What kind of childhood is ideal for children?
Naturally, we want our kids to be happy and healthy. We want them to have the values we hold dear. We hope that they will turn into resilient and successful adults. But what nurtures these outcomes? How do we form the soil that grows these sturdy individuals? It’s so difficult to know how today’s parental decisions will impact our youngsters 20 years in the future.
Reflect back on your own youth. What do you remember? What do you think influenced your life in a positive way? What was unhealthy? I rarely hear adults talk about all the toys they had as children, the big house they lived in, or the nice car their parents drove. They don’t talk about the grades they earned in high school or their batting average in Little League. They rarely talk about the destinations they visited on vacations.
We do recall the atmosphere of love or tension in our homes, how our parents got along, relationships with siblings and friends, adventures, and major life changes. We remember our parents showing up or not showing up. We recall our connection with our parents—who they were and how they were.
We are also profoundly impacted by the times that we were raised in. My parents grew up during the depression and were young adults during World War II. They were strongly influenced by the social, political, and economic events of the day. I was shaped by the social and political upheaval of the 1960’s. My children grew up in the 1980’s and 1990’s, which was a time of economic narrowing. While the atmosphere of our time has a huge impact on our experience, as parents we have no control over these factors.
But, despite today’s parent’s thoughtful and intentional childrearing (as opposed to my parent’s generation who didn’t think about it much at all), many kids are struggling. An anonymous survey among High School students in a Silicon Valley community found that of 2,100 students, 54% showed moderate to severe symptoms of depression. Eighty percent described moderate to severe anxiety! An American Psychological Association study found that one-third of teenagers felt that “stress” was negatively impacting their mood. Other studies found that kids are getting two hours less sleep than is recommended. There has been an explosion of young children in their Primary Care Providers offices with headaches, stomach problems, and insomnia—all conditions that are stress related.
In my office, I see a parade of children who are worried. Will I make the track team? Will I get good grades? What if I get a bad grade on a test? What if I don’t get good enough grades? What kind of future will I have? They have absorbed a sense that adult life is extremely competitive—only the top few will be successful.

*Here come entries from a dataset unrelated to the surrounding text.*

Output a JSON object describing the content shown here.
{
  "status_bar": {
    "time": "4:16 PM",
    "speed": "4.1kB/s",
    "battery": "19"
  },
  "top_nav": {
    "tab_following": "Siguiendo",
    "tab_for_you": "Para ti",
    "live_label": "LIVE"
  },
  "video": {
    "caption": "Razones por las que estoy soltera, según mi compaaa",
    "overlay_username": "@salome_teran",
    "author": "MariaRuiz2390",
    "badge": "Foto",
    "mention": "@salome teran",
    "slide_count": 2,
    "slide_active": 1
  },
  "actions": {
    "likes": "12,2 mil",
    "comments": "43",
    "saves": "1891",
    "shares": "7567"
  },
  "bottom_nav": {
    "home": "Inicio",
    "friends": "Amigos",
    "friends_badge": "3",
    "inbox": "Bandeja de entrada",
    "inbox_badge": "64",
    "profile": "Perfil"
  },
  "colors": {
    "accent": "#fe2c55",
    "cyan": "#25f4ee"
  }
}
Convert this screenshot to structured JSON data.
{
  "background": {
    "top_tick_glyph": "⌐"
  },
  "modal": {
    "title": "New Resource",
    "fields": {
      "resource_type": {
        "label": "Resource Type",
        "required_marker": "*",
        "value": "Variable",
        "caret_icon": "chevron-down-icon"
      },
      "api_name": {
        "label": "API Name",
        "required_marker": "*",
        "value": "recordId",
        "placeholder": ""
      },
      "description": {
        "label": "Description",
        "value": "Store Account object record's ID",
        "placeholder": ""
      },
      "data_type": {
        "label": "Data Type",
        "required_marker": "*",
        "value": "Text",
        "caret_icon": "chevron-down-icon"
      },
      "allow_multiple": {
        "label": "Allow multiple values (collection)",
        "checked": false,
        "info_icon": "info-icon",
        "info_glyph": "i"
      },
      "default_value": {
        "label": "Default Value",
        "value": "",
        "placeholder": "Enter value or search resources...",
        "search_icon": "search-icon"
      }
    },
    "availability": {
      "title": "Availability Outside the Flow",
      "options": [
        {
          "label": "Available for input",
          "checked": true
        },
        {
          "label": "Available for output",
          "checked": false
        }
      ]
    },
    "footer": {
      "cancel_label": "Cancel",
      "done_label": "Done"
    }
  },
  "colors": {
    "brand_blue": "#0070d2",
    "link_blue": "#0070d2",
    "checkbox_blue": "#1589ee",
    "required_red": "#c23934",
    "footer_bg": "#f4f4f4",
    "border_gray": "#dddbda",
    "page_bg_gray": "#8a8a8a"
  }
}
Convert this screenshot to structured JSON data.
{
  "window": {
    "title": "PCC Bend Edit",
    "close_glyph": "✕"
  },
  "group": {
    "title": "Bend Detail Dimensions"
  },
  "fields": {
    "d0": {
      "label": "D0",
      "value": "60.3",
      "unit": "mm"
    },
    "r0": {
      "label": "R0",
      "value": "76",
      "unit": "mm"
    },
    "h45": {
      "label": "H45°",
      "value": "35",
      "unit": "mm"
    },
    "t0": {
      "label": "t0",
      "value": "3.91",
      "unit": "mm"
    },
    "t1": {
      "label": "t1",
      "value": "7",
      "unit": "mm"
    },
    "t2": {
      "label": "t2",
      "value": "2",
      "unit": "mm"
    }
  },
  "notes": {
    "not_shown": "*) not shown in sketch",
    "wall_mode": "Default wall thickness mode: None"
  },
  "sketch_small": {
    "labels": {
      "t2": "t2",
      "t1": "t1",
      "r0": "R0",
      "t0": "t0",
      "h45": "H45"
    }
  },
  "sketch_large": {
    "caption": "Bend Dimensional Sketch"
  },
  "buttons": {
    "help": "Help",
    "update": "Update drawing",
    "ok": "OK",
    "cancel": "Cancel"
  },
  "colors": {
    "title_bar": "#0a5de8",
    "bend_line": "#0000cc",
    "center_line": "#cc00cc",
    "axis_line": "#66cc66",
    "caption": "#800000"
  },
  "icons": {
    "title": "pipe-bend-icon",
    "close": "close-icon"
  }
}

At the same time, employers are concerned that young workers lack critical thinking skills, creative capacity, and the ability to think “outside of the box”—all elements of business in the 21st century.
So what can parents do?
- Slow it down. More is not better. Give kids a chance to be kids, to play, to explore, to invent, and to create. Be thoughtful about how much is on your family’s plate! Today’s parents need to pare activities down, not add events to their day and week. We need to have more time to connect with each other while we sitting still rather than in motion.
- Focus on what’s important. Despite popular thought, high grades in High School don’t actually correlate with success in life. Think about the skills that adults need—creative thinking, integrity, flexibility, problem solving, grit, and resilience. What experiences nurture those capacities?
- Be on the lookout for overstressed kiddos. If your children are showing signs of worry and anxiety, think about whether your expectations are realistic.
- Be the adult that you want your children to become.